INPUT section start

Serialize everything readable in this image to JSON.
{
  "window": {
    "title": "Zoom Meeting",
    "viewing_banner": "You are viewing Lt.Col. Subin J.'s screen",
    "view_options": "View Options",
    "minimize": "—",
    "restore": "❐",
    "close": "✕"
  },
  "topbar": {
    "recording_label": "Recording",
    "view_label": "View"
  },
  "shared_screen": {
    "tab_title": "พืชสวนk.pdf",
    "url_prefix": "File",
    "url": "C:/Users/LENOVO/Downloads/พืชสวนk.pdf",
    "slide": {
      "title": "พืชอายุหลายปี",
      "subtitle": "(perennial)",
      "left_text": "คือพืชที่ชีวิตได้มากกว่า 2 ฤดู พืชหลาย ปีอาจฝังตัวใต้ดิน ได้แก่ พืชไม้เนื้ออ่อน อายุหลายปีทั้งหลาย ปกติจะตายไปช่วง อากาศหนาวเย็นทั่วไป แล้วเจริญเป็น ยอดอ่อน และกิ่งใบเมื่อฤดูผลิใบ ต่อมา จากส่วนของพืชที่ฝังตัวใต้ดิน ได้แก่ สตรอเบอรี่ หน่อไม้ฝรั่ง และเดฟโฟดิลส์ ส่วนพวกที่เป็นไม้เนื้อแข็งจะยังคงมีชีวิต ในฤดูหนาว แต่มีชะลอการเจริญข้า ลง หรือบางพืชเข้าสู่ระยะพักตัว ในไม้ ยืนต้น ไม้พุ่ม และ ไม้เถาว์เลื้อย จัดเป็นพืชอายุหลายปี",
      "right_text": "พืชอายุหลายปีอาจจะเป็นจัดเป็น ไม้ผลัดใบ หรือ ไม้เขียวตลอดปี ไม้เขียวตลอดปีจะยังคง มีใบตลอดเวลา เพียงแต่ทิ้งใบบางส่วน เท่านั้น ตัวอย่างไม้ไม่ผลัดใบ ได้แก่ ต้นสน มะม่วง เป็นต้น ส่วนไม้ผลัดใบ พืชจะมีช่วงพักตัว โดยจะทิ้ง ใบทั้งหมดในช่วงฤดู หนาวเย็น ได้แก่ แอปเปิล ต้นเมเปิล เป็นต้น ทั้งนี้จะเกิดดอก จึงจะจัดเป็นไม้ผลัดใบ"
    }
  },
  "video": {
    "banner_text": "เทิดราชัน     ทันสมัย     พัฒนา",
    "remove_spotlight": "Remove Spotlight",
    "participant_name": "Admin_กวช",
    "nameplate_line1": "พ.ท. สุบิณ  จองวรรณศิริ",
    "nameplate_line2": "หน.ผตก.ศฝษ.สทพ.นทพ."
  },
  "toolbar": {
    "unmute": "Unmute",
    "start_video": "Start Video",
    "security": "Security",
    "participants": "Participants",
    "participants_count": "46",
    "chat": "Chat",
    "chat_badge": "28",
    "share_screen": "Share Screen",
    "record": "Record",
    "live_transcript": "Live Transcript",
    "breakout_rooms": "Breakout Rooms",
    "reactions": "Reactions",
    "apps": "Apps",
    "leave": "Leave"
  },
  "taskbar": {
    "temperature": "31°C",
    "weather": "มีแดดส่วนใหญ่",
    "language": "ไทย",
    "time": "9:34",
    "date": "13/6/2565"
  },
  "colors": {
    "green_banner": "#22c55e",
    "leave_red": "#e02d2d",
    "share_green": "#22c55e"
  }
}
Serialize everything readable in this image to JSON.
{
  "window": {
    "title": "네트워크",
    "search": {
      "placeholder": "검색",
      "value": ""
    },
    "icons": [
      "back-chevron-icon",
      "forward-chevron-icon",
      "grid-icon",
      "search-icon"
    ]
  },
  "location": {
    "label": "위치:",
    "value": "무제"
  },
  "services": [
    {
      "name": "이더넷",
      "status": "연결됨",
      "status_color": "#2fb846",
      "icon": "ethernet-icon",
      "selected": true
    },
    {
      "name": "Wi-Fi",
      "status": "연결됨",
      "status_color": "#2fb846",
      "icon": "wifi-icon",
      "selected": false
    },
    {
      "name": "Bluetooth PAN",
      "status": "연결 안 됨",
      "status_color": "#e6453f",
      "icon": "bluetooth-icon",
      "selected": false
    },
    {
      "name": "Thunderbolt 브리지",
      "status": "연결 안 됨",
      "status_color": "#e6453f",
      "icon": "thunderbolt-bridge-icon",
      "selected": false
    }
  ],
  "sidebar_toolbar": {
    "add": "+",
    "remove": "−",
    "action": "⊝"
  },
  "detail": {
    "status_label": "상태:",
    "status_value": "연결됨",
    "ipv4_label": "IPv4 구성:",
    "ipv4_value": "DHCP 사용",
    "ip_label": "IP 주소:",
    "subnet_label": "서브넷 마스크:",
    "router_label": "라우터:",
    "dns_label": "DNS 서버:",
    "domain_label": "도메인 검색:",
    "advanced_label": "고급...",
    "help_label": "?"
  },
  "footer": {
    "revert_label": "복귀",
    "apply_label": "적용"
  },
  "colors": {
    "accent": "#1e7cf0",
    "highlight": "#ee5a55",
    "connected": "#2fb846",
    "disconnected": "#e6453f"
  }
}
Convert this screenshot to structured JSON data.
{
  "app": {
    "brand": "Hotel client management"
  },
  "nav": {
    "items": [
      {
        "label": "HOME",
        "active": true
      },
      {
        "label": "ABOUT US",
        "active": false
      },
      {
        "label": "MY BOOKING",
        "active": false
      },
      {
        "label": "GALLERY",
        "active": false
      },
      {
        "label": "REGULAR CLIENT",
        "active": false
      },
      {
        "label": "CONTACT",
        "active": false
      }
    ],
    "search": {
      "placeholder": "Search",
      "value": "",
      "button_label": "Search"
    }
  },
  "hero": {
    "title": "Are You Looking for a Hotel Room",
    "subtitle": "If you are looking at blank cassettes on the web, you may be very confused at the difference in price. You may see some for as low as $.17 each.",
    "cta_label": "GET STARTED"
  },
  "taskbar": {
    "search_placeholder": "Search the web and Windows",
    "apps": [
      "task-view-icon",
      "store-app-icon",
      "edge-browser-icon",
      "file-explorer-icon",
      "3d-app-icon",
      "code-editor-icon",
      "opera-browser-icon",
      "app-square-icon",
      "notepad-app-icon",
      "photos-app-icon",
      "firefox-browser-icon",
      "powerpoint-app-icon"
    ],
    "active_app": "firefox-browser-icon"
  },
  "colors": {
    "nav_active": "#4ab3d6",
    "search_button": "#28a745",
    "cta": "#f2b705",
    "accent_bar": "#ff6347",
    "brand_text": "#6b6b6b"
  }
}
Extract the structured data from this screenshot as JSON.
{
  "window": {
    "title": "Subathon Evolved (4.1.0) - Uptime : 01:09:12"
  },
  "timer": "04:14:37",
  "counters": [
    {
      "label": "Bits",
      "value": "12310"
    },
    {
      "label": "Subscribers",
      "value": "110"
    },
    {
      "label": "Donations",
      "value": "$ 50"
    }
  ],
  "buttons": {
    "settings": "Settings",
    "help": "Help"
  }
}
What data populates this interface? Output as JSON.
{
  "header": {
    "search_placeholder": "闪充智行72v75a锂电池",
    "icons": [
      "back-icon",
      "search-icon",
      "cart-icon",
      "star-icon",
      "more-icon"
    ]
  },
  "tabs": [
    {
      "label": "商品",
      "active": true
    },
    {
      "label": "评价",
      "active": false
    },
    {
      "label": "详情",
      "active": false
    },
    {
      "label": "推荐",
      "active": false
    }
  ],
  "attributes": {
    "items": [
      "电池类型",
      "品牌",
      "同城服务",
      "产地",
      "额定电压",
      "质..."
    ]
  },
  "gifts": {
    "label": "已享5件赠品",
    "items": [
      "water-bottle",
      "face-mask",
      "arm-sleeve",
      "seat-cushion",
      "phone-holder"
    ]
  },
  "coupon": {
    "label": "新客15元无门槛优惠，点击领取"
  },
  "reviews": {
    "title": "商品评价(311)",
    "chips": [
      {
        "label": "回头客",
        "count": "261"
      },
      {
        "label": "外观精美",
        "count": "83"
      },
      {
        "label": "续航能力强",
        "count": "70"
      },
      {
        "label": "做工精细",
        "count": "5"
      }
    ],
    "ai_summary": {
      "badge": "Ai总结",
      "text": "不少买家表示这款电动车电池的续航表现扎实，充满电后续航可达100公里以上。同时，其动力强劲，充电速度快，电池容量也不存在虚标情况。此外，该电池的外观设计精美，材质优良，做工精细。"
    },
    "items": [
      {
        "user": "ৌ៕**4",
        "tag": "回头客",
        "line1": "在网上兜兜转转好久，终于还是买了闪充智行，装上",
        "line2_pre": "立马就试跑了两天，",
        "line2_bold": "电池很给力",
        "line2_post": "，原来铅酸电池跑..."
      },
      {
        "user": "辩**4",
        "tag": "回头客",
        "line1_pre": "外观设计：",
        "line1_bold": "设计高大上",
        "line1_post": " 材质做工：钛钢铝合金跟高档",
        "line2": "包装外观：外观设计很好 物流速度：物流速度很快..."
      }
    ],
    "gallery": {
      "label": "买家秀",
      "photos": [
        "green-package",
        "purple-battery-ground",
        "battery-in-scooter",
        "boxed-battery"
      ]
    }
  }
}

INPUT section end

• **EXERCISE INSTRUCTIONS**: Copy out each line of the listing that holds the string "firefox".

• **ANSWER BELOW**:
      "firefox-browser-icon",
    "active_app": "firefox-browser-icon"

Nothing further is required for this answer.